WORKING DATA below:

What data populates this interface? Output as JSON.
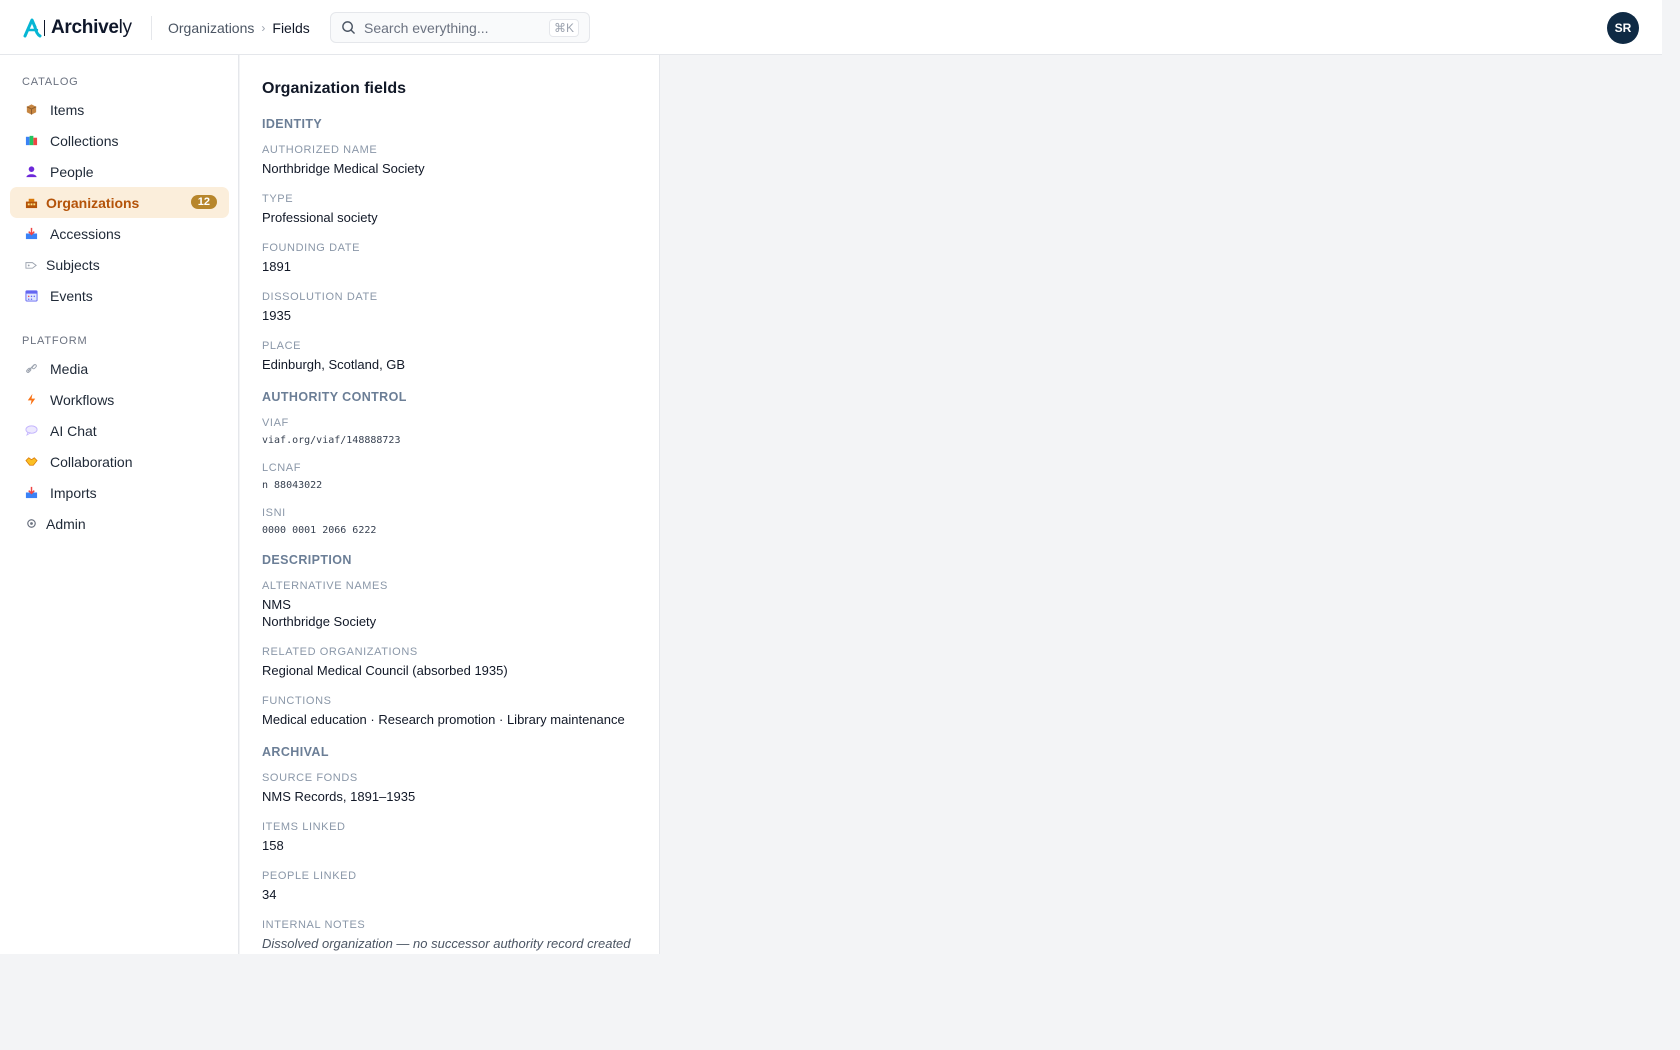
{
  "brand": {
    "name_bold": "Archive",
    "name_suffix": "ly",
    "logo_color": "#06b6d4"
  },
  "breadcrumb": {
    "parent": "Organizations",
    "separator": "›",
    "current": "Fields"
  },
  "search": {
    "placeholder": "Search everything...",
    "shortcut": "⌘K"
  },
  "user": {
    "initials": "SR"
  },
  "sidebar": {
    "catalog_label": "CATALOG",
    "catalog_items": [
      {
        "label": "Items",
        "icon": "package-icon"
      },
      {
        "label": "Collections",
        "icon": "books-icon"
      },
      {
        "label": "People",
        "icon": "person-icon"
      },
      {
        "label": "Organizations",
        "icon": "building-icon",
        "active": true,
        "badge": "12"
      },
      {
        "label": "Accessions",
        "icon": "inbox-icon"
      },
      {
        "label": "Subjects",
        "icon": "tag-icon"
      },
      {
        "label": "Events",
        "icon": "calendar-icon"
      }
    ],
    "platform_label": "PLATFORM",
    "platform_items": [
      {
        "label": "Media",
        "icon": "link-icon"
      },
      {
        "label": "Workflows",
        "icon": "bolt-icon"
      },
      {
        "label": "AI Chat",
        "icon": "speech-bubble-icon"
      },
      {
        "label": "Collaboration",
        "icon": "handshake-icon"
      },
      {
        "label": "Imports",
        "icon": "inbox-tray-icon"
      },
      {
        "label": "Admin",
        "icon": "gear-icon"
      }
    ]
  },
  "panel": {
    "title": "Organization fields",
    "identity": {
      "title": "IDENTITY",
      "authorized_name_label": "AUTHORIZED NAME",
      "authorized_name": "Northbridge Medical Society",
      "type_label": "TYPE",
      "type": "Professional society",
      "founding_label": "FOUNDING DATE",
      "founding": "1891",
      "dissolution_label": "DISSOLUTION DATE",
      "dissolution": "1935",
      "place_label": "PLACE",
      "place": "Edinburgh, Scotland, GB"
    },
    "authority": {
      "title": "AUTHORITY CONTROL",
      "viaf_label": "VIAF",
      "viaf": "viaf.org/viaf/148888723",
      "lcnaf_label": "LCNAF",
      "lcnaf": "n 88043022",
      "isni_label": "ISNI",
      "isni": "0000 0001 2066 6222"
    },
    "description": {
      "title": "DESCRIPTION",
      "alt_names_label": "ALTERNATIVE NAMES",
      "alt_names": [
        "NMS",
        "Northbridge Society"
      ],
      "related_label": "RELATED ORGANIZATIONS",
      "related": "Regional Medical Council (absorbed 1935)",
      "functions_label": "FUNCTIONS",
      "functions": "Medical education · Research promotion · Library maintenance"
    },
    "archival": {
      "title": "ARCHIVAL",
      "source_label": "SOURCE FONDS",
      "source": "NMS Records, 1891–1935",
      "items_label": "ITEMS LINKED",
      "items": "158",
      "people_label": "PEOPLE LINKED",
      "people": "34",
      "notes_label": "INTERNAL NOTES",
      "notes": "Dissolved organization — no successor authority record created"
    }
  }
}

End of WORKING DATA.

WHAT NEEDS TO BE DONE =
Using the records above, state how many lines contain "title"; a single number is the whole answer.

TASK RESPONSE =
5